[What you need to do] Answer with a bare number: the count of lines in the records below that have the word "yellow".

[Entries taken from a collection]
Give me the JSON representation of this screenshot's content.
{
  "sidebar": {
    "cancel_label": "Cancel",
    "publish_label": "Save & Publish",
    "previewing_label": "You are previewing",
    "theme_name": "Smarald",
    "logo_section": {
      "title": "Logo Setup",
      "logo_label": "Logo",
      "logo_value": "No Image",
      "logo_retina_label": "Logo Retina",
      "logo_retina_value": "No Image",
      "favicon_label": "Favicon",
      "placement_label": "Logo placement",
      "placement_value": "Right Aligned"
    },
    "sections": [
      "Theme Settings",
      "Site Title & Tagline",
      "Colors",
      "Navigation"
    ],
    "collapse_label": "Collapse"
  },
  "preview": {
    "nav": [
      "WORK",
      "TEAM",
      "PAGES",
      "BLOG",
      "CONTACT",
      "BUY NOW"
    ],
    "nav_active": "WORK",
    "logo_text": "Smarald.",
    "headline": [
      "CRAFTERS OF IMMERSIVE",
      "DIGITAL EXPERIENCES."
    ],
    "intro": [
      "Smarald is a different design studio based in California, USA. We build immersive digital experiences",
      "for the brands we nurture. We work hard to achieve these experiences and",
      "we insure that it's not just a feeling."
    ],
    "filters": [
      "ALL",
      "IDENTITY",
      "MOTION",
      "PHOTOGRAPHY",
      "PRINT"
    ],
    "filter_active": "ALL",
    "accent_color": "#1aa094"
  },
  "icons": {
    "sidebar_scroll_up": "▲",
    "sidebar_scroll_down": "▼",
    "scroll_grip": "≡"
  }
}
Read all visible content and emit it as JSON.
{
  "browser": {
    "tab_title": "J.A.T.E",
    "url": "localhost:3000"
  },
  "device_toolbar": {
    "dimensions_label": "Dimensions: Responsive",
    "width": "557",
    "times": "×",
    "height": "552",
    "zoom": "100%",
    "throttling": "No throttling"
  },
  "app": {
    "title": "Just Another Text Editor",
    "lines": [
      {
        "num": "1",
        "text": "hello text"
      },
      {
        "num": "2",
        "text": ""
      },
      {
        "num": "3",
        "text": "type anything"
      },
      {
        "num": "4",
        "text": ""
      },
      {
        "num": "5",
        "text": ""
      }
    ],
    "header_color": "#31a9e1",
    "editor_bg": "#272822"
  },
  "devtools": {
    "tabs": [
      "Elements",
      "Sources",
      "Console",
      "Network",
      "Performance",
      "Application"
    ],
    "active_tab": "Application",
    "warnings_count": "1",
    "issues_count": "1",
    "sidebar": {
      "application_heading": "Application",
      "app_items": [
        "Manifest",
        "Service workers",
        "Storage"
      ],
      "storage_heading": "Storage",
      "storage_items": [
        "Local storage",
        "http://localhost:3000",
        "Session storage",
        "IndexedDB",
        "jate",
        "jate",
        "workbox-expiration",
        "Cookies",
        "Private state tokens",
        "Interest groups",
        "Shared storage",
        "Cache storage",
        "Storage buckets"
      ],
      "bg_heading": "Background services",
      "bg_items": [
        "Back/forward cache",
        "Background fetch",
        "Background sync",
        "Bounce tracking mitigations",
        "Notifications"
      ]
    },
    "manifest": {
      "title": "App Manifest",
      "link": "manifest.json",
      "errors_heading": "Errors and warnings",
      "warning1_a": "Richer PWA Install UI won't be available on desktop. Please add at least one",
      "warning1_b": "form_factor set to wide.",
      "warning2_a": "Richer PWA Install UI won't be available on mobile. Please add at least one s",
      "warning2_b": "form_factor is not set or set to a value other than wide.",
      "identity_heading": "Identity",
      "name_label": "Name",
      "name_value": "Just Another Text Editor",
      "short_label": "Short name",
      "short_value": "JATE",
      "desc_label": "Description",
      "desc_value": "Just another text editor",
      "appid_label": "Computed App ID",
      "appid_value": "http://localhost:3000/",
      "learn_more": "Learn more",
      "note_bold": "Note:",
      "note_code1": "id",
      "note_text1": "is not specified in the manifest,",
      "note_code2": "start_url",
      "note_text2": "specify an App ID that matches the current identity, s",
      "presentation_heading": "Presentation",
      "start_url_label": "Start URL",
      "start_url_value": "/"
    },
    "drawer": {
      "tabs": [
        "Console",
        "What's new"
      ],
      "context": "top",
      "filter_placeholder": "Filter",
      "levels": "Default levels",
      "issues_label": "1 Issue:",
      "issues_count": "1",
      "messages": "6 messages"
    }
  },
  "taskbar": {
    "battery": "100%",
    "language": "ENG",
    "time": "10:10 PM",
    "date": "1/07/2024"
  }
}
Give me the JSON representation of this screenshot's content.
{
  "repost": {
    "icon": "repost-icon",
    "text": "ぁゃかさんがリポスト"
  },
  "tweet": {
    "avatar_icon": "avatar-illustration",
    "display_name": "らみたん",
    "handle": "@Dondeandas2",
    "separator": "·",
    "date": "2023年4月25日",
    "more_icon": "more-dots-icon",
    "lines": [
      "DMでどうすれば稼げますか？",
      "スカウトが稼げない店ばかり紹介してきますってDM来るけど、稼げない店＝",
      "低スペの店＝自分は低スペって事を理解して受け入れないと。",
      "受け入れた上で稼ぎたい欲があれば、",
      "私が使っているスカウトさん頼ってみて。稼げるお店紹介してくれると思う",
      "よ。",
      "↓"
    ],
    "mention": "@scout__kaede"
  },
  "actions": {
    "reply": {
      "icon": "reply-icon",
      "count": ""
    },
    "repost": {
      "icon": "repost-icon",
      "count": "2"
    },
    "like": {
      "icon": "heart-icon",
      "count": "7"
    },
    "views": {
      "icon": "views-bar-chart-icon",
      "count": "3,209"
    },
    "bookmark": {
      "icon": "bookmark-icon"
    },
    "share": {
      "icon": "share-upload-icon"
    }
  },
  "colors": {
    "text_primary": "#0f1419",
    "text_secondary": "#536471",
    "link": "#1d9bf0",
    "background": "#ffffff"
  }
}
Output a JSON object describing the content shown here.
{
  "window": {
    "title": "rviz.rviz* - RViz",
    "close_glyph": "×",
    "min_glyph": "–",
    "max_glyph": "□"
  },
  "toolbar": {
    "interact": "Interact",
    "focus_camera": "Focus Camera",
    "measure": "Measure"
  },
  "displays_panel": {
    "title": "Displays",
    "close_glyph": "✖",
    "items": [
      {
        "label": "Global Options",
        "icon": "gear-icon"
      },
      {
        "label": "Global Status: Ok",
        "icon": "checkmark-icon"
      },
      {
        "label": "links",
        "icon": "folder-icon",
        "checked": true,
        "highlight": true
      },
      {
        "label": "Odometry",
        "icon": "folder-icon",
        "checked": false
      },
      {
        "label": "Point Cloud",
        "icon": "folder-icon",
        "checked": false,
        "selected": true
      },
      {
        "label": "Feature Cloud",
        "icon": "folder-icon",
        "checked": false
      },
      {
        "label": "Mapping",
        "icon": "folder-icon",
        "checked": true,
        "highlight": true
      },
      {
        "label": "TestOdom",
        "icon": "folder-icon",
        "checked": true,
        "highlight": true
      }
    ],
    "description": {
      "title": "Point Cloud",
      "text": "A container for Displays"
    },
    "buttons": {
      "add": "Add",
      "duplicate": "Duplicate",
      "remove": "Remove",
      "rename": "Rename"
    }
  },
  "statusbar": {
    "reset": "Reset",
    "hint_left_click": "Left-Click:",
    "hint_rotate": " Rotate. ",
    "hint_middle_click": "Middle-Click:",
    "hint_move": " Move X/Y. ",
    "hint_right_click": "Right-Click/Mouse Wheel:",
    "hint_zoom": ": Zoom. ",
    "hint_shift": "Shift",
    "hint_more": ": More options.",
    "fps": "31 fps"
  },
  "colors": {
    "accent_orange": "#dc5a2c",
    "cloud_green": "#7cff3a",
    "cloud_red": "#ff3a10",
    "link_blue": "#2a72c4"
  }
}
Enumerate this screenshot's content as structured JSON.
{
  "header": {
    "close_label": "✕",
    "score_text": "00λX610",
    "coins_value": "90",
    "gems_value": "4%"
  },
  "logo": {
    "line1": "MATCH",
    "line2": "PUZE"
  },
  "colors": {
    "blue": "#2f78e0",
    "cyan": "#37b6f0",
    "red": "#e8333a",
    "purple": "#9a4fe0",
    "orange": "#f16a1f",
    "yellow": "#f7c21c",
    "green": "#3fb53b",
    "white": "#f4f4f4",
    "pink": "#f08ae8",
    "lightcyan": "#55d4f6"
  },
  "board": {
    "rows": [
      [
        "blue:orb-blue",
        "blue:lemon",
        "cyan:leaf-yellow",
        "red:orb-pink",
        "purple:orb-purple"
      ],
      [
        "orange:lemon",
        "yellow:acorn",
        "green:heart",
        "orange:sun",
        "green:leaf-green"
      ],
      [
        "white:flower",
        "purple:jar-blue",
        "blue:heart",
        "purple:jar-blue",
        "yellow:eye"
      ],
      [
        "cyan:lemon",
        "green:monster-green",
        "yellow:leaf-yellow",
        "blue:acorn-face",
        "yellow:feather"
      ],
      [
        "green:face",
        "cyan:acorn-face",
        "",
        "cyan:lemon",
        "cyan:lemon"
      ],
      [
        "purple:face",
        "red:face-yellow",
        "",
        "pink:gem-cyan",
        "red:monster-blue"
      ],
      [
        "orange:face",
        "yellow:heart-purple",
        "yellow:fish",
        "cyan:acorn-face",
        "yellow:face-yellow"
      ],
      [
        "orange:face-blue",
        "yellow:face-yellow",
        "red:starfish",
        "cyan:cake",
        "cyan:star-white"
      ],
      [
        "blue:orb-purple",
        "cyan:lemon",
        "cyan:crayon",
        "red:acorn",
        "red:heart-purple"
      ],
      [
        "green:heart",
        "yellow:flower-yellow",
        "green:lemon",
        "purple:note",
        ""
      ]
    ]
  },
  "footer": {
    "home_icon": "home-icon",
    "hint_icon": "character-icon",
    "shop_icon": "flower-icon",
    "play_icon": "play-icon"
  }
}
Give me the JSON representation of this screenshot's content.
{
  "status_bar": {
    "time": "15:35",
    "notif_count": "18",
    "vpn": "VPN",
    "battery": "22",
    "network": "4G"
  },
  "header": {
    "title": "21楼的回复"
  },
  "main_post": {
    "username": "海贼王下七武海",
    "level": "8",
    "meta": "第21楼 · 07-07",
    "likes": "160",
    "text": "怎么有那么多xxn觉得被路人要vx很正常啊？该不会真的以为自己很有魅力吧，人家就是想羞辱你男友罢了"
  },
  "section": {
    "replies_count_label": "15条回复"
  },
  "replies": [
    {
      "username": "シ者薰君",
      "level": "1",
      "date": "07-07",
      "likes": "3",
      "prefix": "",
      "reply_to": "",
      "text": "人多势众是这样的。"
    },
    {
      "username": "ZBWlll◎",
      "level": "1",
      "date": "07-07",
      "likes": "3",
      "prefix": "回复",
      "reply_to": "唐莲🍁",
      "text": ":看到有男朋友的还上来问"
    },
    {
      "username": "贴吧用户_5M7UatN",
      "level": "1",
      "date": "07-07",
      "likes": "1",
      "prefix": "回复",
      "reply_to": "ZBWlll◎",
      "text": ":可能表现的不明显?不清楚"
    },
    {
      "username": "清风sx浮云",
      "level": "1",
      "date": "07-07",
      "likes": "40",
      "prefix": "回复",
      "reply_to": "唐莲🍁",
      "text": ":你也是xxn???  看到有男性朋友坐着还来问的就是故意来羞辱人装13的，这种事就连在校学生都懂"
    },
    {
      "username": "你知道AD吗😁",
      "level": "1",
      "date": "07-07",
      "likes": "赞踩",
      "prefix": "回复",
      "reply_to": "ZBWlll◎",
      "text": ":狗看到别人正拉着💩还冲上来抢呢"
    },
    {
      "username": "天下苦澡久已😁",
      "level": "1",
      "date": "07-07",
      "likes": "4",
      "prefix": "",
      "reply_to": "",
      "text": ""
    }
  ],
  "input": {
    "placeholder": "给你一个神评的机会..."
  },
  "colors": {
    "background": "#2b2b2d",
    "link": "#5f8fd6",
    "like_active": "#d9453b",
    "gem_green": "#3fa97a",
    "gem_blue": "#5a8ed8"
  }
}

[Final answer] 12